By: Renee Bordner
NWE Music Studio Director
No really, what is on your music stand? If you are a musician or the parent of a musician, this is an important question. A musician should be working on at least one piece of music that the musician selected to work on. Yes it is very important for student musicians to work on warm ups, scales, method books, technique drills, etc.. If a musician has a recital, audition or competition then of course the musician should be working on preparing for the pieces specific to the event. However, if a musician is not preparing for a major event it is also important for a student musician to explore a wide variety of music that is interesting to him or her! There should be a balance for every music student of what is interesting, motivating and appealing to the student AND what the instructor believes will help the student continue to progress as a well rounded musician. IF you believe that there is not a balance in your student musician's assignments, talk to your instructor and or myself. I am always willing to help find new and creative ways to inspire a student musician. In fact, here are a few of the piano pieces I have learned recently in order to prepare for my students' lessons... A Medley from the Halo 3 Video Games, The theme from the television show The Office, multiple pieces from Frozen 2 and "Sweet Child O' Mine" by Guns & Roses. These pieces were very fun to learn since my students were excited by them.
So, ask yourself and your musician "What's on your music stand?" and consider adding more music that is appealing to your student musician.
By: Jim Lansing
The Rascal Flatts song “My Wish” is one of my wife’s favorite songs. The chorus goes:
“My wish, for you, is that this life becomes all that you want it to,
Your dreams stay big, your worries stay small,
You never need to carry more than you can hold,
And while you're out there getting where you're getting to,
I hope you know somebody loves you, and wants the same things too,
Yeah, this, is my wish.”
This became her anthem, a song she would sing to my boys. It resonated so much with my eldest son, now a college junior, that he and my wife got matching tattoos of the phrase “Dreams stay big, Worries stay small.”
As a piano teacher, I have dreams for each of my students: I wish that they will play piano for the rest of their lives. We begin this musical adventure by learning how to hold their hands/fingers, how to sit on the bench, and how the mechanisms work inside the piano. We also learn musical concepts like note values, names of spaces/lines, and playing loudly/softly. Through practice and recitals, students build up their skills and confidence.

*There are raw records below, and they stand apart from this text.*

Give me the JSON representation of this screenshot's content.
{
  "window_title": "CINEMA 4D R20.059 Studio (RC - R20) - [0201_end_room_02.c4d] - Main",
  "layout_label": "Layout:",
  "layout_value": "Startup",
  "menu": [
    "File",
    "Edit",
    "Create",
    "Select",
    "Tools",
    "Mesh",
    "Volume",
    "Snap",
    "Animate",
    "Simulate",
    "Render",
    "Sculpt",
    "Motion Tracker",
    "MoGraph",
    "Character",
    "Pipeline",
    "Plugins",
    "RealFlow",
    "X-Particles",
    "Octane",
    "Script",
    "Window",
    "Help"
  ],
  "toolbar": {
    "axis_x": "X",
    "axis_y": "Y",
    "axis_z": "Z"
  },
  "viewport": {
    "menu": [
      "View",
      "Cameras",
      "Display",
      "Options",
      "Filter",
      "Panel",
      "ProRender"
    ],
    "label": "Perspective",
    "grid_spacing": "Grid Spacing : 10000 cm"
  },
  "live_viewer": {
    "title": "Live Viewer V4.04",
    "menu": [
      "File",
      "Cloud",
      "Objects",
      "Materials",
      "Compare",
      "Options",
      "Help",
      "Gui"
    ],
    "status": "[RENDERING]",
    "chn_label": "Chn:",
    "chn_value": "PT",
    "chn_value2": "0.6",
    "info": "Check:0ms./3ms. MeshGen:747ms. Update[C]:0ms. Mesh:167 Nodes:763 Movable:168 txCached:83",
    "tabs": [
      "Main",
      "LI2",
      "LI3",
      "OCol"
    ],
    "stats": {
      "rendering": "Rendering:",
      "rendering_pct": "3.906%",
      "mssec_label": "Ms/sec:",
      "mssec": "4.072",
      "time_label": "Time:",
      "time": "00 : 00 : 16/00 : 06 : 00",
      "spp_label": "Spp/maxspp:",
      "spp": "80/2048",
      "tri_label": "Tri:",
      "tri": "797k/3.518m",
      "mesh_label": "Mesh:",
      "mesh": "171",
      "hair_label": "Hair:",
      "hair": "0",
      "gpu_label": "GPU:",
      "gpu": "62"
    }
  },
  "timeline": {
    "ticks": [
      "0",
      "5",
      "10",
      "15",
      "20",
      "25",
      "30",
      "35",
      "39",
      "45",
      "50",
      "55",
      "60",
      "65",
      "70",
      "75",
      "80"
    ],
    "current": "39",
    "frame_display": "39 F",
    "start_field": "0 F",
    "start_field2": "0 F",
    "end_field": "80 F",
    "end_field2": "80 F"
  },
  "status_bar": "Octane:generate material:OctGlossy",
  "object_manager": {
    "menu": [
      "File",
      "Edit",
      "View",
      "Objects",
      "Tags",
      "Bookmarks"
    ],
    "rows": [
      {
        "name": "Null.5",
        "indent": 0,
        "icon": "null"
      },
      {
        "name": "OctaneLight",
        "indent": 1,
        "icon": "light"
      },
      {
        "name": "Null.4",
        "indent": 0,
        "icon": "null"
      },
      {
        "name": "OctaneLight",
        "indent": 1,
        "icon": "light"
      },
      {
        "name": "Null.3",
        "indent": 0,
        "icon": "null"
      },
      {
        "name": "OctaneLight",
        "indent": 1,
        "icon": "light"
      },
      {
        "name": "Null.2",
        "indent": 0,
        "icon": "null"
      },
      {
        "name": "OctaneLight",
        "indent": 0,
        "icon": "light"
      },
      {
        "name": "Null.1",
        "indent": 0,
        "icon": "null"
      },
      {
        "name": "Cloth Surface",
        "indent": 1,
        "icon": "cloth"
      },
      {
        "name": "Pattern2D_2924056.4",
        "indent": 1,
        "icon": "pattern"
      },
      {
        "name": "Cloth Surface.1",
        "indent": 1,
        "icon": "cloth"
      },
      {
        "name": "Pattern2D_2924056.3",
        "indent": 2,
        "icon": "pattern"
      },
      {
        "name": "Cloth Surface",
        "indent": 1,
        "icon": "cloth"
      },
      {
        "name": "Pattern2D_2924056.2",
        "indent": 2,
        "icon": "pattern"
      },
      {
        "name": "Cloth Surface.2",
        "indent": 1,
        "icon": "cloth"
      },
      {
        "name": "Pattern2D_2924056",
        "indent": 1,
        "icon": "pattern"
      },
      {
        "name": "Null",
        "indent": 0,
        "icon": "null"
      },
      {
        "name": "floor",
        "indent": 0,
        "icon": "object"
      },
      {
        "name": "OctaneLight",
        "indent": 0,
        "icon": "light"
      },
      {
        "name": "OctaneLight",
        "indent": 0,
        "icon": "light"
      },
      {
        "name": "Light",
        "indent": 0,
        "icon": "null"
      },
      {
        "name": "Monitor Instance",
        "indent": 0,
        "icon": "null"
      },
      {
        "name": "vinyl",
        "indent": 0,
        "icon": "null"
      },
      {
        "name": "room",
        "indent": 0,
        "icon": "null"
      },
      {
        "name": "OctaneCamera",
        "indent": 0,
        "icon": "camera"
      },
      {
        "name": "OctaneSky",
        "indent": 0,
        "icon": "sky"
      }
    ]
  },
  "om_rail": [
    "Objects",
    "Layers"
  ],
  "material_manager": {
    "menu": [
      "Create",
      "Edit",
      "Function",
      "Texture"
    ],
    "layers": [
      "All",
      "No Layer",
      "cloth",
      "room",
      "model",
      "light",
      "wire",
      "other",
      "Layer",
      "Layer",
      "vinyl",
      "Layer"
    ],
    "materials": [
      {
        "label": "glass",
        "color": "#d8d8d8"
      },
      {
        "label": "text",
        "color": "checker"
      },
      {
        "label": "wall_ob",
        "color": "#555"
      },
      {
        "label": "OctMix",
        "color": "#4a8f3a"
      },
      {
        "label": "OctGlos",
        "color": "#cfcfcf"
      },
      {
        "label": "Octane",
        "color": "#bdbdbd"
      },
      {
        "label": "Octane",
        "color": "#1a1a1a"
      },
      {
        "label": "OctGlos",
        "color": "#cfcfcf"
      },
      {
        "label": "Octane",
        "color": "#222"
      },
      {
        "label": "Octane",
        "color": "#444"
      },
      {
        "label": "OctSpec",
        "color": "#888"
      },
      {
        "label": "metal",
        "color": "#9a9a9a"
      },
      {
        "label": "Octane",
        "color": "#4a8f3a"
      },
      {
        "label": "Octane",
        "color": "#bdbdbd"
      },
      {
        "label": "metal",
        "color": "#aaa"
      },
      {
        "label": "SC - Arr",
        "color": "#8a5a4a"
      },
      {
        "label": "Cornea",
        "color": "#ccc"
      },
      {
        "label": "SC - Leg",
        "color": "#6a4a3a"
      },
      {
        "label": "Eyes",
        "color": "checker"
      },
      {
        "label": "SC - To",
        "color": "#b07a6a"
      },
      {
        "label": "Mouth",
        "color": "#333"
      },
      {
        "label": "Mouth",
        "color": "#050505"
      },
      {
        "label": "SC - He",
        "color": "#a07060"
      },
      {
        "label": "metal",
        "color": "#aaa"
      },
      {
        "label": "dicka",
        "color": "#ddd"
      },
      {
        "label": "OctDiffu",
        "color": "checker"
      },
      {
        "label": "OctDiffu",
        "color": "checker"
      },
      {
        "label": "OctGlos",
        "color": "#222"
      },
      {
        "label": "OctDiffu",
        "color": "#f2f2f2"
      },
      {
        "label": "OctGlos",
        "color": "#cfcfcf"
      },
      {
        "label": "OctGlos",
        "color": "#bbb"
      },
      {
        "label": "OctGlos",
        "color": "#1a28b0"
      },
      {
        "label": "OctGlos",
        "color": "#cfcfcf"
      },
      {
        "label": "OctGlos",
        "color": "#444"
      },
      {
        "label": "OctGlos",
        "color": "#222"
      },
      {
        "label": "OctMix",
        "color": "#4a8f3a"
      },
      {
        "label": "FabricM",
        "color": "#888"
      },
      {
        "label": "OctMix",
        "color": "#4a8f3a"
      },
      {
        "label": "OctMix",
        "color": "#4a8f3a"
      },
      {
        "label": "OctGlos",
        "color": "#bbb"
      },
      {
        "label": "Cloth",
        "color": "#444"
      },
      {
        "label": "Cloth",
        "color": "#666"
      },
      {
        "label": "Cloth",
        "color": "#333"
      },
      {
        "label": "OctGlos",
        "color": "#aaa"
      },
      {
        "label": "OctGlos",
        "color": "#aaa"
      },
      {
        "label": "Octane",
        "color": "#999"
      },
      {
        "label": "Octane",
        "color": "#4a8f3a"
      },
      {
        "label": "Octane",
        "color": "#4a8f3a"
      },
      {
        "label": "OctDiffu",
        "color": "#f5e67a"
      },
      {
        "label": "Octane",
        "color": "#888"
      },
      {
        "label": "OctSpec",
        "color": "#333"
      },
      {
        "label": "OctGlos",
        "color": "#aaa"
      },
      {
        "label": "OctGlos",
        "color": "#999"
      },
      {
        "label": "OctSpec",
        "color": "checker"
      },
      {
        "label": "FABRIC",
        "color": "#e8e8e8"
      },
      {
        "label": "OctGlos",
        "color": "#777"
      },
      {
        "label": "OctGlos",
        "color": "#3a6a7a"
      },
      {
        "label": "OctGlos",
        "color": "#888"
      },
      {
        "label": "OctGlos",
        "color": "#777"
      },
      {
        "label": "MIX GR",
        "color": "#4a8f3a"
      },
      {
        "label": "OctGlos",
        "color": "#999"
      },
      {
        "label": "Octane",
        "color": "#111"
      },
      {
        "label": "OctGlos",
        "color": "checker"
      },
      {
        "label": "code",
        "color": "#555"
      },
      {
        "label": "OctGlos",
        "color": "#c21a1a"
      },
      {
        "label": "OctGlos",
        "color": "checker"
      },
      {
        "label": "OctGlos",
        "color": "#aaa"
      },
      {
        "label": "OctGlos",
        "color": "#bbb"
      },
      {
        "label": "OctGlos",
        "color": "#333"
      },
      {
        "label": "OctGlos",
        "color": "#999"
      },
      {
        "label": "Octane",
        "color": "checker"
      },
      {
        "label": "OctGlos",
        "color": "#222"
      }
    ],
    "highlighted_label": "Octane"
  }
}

My wish for each student is that they lead “Happy Birthday” from the bench when their families gather to celebrate milestones. Maybe they’ll accompany a song by their school choir. Perhaps they’ll play a piece at a family wedding. Once they’ve done that, they might make a musical offering during a worship service at their house of worship. Their path might lead them to play keyboard in a garage band with their friends, audition for their school jazz band, or even earn a few bucks playing in a church worship band. Some of these activities could take six, eight, even ten years of study to achieve. A few students will become that proficient; many will not.
When a student announces their “retirement” from piano lessons, it often coincides with their move to middle school and a shift to playing a band or orchestra instrument. At this point, my wish for them being lifelong pianists shifts to a dream they will be lifelong musicians. When they are “out there getting where [they’re] getting to,” maybe they’ll join a drum & bugle corps, a church choir, or a community orchestra and continue to make music!
Should they quit their musical endeavors, my final wish is that become lifelong consumers of music. For the musical arts to survive, we need people to purchase tickets to concerts, buy recordings, and otherwise make it possible for musicians to make a living at their craft.
While I don’t have lyrics tattooed on my body, “My Wish” resonates with me just the same. As a piano teacher, I hope that each student will become a lifelong pianist. I wish this for every student because you can never predict what each will achieve!
Jim Lansing is a piano teacher in Bloomington, MN. You can find out more about him at www.jimthepianoguy.com or follow him at www.facebook.com/JimThePianoGuy.